See our Best of Detroit 2020 winners.

Tents and tense times 

News Hits spent a little time with the residents of the roughly 20-tent city that's popped up in Detroit's Grand Circus Park to protest the economic summit at the RenCen, where bankrupt General Motors has its world headquarters.

After morning speeches and discussions, more than 100 people marched down Woodward to where the titans of industry and finance had gathered to figure a way out of this mess that they, and those like them, are largely responible for getting us into.

Housing foreclosures. Job losses. Cuts in benefits. A pair of wars. These were all issues signs carried by the protesters drew attention to.

As fired-up speakers stood on the sidewalk outside the RenCen and shouted through a bullhorn at bigwigs who couldn't hear them, with a line of cops making sure the executives weren't interrupted, we thought how the scene symbolized the way insiders gather to make policy while the masses remain on the outside, left only to bear the consequences.

Among those on the outside was Gwen Gaines, 57, who works part time providing care to a woman suffering from lung cancer.

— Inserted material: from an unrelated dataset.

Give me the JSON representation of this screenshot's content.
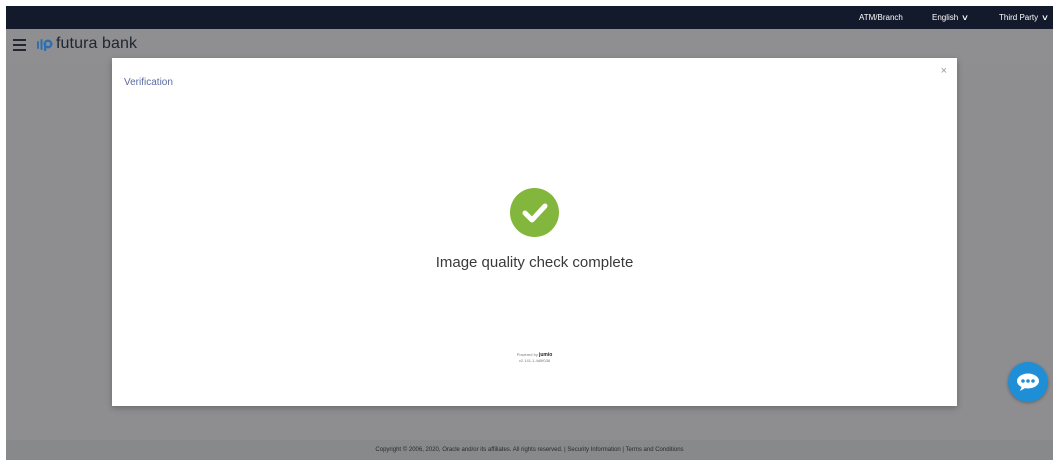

She also puts in time with the Michigan Welfare Rights Organization where, she says, "The phones ring all day long."

Another camper was Larry Holmes, 56, a community organizer from New York City. He talked about Detroit and how people around the country should start paying attention.

"In a lot of cities, things are bad, but not as bad as Detroit," he observes. "But they could be."

We welcome readers to submit letters regarding articles and content in Detroit Metro Times. Letters should be a minimum of 150 words, refer to content that has appeared on Detroit Metro Times, and must include the writer's full name, address, and phone number for verification purposes. No attachments will be considered. Writers of letters selected for publication will be notified via email. Letters may be edited and shortened for space.

Email us at letters@metrotimes.com.

Detroit Metro Times works for you, and your support is essential.

Our small but mighty local team works tirelessly to bring you high-quality, uncensored news and cultural coverage of Detroit and beyond.

Unlike many newspapers, ours is free – and we'd like to keep it that way, because we believe, now more than ever, everyone deserves access to accurate, independent coverage of their community.

Whether it's a one-time acknowledgement of this article or an ongoing pledge, your support helps keep Detroit's true free press free.

Read the Digital Print Issue

October 21, 2020

View more issues

Newsletters

Never miss a beat

Sign Up Now

Subscribe now to get the latest news delivered right to your inbox.

Best Things to Do In Detroit